White Matter and Connectivity Abnormalities in Learning Disabilities: Evaluation by Diffusion Tensor Imaging

Walter E. Kaufmann, M.D.

Kennedy Krieger Institute, Baltimore, MD

Grant Program:

David Mahoney Neuroimaging Program

Funded in:

September 2000, for 4 years

Funding Amount:


Investigator Biographies

Walter E. Kaufmann, M.D.

Professor of Neurology, Pediatrics, Psychiatry and Radiology, Kennedy Krieger Institute



Cognitive deficits in some learning disability associated syndromes are the consequence of abnormalities in specific neural pathways. In velocardiofacial syndrome (VCFS), several major pathways in the posterior cortical regions seem to be affected, whereas reading disability (RD, dyslexia) specific deficits are related to a more selective involvement of pathways in the left perisylvian region.

To characterize patterns of white matter abnormality in children with velocardiofacial syndrome and reading disabilities, with and without attention deficit hyperactivity disorder (ADHD), through evaluations of white matter architecture as well as fiber bundle integrity by DTI-based fiber bundle direction (color-coded) maps and fiber tracking. To assess the neurobehavioral predictive value of DTI parameters in these children by correlating DTI findings with cognitive variables.

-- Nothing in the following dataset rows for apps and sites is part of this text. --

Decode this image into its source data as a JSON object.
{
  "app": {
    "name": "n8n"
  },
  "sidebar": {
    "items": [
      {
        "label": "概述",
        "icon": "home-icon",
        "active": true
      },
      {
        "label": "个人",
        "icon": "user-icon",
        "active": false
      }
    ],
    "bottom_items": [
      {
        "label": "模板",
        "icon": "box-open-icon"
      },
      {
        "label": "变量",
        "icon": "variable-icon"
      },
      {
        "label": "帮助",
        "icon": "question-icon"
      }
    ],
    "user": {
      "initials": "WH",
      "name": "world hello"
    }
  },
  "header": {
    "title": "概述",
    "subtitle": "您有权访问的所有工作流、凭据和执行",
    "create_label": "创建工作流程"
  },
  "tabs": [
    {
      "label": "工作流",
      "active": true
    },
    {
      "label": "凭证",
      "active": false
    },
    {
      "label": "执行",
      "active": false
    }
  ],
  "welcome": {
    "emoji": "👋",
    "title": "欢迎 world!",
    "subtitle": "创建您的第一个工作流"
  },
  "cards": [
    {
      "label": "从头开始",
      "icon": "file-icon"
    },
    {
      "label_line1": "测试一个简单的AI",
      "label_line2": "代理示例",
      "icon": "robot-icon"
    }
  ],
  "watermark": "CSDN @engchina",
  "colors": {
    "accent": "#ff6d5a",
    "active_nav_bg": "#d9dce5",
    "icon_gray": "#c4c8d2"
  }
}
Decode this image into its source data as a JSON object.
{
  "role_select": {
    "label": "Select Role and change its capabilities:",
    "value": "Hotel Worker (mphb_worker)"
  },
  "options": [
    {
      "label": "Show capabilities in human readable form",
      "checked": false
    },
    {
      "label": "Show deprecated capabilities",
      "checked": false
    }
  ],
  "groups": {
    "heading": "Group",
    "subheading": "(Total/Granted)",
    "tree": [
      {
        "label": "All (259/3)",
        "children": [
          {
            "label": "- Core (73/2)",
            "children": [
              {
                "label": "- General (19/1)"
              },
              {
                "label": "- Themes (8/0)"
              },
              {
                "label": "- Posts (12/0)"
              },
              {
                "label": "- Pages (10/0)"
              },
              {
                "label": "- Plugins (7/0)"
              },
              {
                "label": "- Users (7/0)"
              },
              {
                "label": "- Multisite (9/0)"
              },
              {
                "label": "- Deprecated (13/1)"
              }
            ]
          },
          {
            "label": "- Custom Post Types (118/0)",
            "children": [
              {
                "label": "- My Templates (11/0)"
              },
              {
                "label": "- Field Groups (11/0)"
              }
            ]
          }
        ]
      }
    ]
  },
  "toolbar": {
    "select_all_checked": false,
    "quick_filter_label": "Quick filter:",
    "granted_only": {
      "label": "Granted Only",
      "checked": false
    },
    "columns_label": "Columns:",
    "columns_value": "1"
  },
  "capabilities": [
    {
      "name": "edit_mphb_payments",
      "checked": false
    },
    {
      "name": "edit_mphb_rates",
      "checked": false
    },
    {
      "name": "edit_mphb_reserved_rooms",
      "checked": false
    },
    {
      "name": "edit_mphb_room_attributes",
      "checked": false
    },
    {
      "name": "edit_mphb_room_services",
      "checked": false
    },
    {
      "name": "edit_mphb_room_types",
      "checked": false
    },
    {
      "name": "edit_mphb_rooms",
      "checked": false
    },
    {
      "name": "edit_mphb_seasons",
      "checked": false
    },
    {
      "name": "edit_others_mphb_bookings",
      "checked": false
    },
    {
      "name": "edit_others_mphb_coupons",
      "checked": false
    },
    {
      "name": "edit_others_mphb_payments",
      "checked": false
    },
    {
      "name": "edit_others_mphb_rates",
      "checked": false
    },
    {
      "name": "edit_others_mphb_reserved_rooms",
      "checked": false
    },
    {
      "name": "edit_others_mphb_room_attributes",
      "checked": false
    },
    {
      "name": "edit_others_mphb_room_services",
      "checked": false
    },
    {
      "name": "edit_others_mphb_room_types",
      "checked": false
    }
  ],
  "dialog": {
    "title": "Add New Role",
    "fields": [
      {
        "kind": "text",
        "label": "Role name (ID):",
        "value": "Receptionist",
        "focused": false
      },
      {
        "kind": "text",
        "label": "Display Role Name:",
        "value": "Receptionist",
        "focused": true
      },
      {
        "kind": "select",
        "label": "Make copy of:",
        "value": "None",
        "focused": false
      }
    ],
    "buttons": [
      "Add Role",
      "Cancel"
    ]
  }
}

A MRI protocol will consist of either a high (zero-filled to 1x1x3mm) or low (zero-filled to 1x1x5mm) resolution diffusion-weighted multishot EPI sequence and a T1- weighted anatomical scan. Post-processing (Stieltjes et al. 2001) will include steps to calculate apparent diffusion coefficients (ADC), coherence index, and fractional anisotropy (FA). DTI measures will be quantified for defined areas and tracking results, and will be correlated with behavioral data.

Our preliminary studies in dyslexia indicate that disruptions of white matter integrity and fiber bundle organization in the perisylvian region may underlie reading disability. Specifically, we observed decreased FA in the left superior longitudinal fasciculus (SLF), a major pathway connecting language-relevant areas of the cortex, as well as changes in the SLF’s orientation in the right hemisphere. Both parameters were directly related to reading ability, with greater tract abnormality being associated with poorer reading performance. 

Selected Publications

Kanaan R.A., Kim J.S., Kaufmann W.E., Pearlson G.D., and McGuire P.K.  Diffusion tensor imaging in schizophrenia: promise and reality.  Biol Psychiatry. 2005 Dec 15;58(12):921-9.

Mori S., Kaufmann W.E., Davatzikos C., Stieltjes B., Amodei L., Fredericksen K., Pearlson G.D., Melhem E.R., Solaiyappan M., Raymond G.V., Moser H.W., and van Zijl P.C.  Imaging cortical association tracts in the human brain using diffusion-tensor-based axonal tracking.  Magn Reson Med. 2002 Feb;47(2):215-23.

Kates W.R., Frederikse M., Mostofsky S.H., Folley B.S., Cooper K., Mazur-Hopkins P., Kofman O., Singer H.S., Denckla M.B., Pearlson G.D., and Kaufmann W.E.  MRI parcellation of the frontal lobe in boys with attention deficit hyperactivity disorder or Tourette syndrome. Psychiatry Res. 2002 Nov 30;116(1-2):63-81.

Stieltjes B., Kaufmann W.E., van Zijl P.C., Fredericksen K., Pearlson G.D., Solaiyappan M., and Mori S.  Diffusion tensor imaging and axonal tracking in the human brainstem.   Neuroimage. 2001 Sep;14(3):723-35.

Kates W.R., Burnette C.P., Jabs E.W., Rutberg J., Murphy A.M., Grados M., Geraghty M., Kaufmann W.E., and Pearlson G.D.  Regional cortical white matter reductions in velocardiofacial syndrome: A volumetric MRI analysis.  Biol Psychiatry. 2001 Apr 15;49(8):677-84.

Naidu S., Kaufmann W.E., Abrams M.T., Pearlson G.D., Lanham D.C., Fredericksen K.A., Barker P.B., Horska A., Golay X., Mori S., Wong D.F., Yablonski M., Moser H.W., and Johnston M.V.   Neuroimaging studies in Rett syndrome.  Brain Dev. 2001 Dec;23 Suppl 1:S62-71.